Opinion: Community workers have unfinished business
By Michele Rohan (SIPTU) and Ian Thomas (Fórsa, pictured above), CE Supervisors
Monday 21st September 2020
Throughout the Covid-19 crisis, community workers have kept frontline services up and down the country going. We deliver a range of essential services from keeping our towns clean to providing a meals on wheels service to our older people. We support people in recovery through community drug and alcohol rehabilitation programmes, people experiencing domestic violence and give people leaving prison an opportunity to rebuild their lives. We also organise a range of after-school services for some of the most vulnerable young people in our communities. We make a real difference.
The feeling amongst the community workers is one of palpable anger. We believe we have been ignored for too long. That enough is enough.
We are putting the Government on notice that securing pay and pensions justice for workers in community services remains very much unfinished business.
For example, Community Employment (CE) Supervisors, like us, have waited for over 12 years for a pension. since the Labour Court ruled in our favour. The reality is that unless the Government gets real about funding a pension for those of us providing essential community services then the work will no longer be done. Every day we have to motivate ourselves to keep going and we know that we are not alone.
Community workers feel ignored, that we have been taken for granted. It seems the only way the Government is going to realise how important we are is if we stop working. Stop doing the job. Stop making the difference in our communities. We all know of former colleagues who have passed away while waiting on a fair pension. It breaks our hearts but it drives us on to win this battle.
The community sector has for too long been the poor relation of the public sector. The community sector has stepped in where the state has not provided necessary social and health services.
The community sector has for too long been the poor relation of the public sector, and has stepped in where the state has not provided necessary social and health services.
It is outrageous that after a lifetime of service in our communities we deserve a secure retirement. We effectively work for the State. A pension scheme is one of the things that marks out decent employers from those who wish to exploit workers. The fact that community workers in these state sponsored schemes are denied this basic entitlement is not acceptable and the politicians know this. The majority of them said so before the election in February.
These same politicians know in their hearts that community sector has long been the forgotten sector. The sector suffered disproportionate cuts during the austerity years yet our members have never been found wanting when it comes to providing quality public services. This issue is not going away.

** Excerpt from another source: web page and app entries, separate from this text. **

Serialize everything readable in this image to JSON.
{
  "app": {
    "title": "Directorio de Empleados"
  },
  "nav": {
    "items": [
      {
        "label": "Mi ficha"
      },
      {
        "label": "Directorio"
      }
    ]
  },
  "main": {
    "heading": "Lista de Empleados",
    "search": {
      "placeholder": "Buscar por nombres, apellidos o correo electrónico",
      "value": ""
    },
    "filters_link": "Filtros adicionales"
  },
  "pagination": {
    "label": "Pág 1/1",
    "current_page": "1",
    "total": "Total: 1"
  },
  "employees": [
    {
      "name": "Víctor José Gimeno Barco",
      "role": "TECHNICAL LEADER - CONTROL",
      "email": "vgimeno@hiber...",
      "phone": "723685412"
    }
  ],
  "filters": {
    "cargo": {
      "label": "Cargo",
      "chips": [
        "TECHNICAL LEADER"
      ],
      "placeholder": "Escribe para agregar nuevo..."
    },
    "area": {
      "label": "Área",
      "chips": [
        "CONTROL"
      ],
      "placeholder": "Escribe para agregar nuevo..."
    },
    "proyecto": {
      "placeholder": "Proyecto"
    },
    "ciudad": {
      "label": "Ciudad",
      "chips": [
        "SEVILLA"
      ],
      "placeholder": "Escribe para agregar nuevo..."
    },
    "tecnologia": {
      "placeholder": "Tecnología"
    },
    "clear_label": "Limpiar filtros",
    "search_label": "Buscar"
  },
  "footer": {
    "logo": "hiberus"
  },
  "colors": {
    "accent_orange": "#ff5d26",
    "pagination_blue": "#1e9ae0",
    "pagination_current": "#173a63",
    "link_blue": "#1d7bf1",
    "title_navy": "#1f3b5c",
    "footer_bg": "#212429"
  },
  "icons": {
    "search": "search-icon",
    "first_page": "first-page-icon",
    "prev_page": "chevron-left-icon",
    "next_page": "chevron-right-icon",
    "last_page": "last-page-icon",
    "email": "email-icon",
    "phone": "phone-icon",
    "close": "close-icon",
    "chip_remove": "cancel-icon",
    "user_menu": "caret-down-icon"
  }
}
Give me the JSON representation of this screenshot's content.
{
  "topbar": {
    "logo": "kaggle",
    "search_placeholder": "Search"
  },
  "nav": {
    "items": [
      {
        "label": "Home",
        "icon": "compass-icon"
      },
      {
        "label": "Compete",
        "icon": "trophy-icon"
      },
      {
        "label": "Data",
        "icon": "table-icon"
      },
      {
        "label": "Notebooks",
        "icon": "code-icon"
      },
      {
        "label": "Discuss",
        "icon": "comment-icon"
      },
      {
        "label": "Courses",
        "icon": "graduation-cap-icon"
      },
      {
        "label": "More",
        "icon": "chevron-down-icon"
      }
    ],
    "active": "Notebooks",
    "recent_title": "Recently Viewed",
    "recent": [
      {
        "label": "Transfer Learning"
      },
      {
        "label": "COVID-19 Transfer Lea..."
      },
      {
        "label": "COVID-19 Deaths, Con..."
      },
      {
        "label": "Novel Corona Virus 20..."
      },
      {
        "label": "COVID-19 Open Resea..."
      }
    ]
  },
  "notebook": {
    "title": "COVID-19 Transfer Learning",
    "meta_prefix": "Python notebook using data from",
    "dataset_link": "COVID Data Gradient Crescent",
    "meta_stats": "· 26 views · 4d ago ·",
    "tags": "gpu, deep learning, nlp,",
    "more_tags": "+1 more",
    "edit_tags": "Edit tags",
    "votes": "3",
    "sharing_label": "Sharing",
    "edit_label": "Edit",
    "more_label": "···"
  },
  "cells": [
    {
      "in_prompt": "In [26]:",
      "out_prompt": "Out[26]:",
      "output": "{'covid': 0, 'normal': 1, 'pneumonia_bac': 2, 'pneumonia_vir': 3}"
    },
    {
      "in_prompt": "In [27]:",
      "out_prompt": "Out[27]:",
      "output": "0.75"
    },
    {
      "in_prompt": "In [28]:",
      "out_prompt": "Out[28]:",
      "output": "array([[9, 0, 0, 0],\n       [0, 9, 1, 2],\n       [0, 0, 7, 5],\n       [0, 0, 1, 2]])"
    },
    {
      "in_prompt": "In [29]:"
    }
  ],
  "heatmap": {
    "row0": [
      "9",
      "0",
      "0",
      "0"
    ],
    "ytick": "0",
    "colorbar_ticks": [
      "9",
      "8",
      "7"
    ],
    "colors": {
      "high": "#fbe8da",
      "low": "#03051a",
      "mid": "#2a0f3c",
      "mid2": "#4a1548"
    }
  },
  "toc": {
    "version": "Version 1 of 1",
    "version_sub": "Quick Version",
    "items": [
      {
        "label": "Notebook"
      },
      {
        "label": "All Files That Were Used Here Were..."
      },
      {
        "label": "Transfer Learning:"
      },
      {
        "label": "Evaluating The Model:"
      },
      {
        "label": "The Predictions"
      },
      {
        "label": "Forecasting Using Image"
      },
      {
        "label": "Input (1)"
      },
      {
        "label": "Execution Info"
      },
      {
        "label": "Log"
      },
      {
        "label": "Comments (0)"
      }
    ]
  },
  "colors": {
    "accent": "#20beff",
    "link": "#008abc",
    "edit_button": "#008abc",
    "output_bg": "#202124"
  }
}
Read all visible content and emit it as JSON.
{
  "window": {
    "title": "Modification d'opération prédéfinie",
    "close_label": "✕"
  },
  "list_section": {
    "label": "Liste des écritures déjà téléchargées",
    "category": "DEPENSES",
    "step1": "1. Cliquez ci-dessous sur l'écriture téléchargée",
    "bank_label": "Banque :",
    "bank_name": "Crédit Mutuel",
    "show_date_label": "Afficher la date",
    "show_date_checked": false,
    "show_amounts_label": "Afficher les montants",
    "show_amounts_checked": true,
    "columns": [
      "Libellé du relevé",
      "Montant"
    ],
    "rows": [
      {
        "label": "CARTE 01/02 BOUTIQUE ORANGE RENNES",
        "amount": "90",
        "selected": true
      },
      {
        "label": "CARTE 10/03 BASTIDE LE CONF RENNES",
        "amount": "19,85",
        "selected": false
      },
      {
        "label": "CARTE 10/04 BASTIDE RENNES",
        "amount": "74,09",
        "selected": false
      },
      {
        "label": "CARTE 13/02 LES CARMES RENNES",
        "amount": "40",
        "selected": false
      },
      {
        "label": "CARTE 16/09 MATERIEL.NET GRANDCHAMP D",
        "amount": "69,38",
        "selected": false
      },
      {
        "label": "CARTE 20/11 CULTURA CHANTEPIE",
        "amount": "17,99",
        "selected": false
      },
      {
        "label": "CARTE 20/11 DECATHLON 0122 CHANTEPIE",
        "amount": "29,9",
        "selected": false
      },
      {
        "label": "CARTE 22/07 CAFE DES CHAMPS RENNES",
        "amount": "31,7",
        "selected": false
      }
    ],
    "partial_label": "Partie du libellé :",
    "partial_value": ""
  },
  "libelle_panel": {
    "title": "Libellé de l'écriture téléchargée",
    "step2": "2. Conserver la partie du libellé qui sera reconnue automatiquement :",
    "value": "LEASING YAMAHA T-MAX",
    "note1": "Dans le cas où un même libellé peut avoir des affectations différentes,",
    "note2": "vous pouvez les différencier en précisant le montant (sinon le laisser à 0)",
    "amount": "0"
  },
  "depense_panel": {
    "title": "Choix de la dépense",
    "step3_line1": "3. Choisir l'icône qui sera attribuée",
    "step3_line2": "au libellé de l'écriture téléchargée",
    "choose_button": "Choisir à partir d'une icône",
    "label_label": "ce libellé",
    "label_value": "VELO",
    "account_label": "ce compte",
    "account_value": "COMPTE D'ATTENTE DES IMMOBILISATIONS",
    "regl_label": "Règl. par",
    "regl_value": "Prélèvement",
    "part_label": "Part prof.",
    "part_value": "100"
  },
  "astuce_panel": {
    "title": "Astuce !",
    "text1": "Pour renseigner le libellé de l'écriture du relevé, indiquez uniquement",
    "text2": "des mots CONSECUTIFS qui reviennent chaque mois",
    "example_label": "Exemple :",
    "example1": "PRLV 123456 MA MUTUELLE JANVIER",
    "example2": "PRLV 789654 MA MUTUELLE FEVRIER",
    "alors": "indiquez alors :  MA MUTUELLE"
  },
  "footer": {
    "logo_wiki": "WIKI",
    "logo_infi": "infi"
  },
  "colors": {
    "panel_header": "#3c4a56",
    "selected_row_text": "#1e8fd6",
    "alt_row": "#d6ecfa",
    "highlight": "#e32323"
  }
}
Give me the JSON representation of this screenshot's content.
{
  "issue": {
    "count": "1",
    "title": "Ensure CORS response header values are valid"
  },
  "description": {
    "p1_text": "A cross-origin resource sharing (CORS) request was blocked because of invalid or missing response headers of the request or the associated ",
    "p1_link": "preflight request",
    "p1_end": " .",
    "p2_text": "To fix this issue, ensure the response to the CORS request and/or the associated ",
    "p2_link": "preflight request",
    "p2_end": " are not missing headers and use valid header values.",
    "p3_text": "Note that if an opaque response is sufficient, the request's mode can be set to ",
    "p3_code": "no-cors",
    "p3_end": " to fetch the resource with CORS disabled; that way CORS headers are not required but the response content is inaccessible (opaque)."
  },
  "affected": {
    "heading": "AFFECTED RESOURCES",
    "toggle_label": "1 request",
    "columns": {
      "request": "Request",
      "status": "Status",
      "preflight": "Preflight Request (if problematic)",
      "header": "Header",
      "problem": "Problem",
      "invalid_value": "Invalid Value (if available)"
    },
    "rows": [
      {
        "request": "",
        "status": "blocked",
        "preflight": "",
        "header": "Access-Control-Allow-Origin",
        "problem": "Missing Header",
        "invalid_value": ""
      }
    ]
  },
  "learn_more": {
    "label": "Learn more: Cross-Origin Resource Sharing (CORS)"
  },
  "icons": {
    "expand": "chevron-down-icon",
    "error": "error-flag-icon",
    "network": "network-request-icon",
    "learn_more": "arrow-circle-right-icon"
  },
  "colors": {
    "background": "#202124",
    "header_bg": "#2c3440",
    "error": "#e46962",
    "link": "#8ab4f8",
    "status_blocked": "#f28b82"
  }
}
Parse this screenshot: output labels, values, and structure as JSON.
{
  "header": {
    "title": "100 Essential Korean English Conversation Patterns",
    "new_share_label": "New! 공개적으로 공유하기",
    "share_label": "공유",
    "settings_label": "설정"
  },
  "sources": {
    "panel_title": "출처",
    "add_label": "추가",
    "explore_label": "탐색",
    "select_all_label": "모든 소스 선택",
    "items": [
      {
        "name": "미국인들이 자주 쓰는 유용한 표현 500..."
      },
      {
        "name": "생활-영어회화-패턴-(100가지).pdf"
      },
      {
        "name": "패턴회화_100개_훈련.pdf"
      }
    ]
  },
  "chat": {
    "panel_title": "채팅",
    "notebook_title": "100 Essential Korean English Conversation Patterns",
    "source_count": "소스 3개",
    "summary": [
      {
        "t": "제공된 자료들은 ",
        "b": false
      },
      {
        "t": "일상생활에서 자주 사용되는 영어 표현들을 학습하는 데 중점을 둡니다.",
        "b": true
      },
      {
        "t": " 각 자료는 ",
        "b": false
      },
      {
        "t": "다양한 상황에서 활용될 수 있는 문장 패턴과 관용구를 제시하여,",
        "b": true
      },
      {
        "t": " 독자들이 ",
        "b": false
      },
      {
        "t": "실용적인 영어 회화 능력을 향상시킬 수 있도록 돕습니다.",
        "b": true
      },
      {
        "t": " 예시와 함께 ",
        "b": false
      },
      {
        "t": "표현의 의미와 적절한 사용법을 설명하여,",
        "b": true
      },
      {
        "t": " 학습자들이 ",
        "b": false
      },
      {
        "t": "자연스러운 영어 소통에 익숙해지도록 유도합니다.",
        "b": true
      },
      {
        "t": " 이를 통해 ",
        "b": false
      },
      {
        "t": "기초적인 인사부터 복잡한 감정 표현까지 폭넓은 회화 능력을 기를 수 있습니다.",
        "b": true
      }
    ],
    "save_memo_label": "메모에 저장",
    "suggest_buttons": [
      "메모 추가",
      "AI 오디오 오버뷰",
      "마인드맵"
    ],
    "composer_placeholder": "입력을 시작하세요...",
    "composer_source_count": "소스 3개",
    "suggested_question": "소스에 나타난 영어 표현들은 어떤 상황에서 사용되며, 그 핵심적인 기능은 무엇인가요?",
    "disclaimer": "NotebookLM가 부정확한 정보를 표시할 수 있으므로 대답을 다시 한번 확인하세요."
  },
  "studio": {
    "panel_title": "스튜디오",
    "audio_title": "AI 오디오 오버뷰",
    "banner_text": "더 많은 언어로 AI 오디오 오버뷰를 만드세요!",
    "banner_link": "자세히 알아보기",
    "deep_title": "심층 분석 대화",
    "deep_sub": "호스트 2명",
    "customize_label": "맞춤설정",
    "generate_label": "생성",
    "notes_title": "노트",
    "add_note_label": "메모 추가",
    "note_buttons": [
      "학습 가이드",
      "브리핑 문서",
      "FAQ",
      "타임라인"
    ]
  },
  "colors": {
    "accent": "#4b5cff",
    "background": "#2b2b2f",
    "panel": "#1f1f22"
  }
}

Over the next number of weeks, SIPTU and Fórsa members are planning on intensifying our campaign for pensions and pay justice for community workers. We are putting the Government on notice that securing pay and pensions justice for workers in community services remains very much unfinished business.
Watch the campaign video HERE.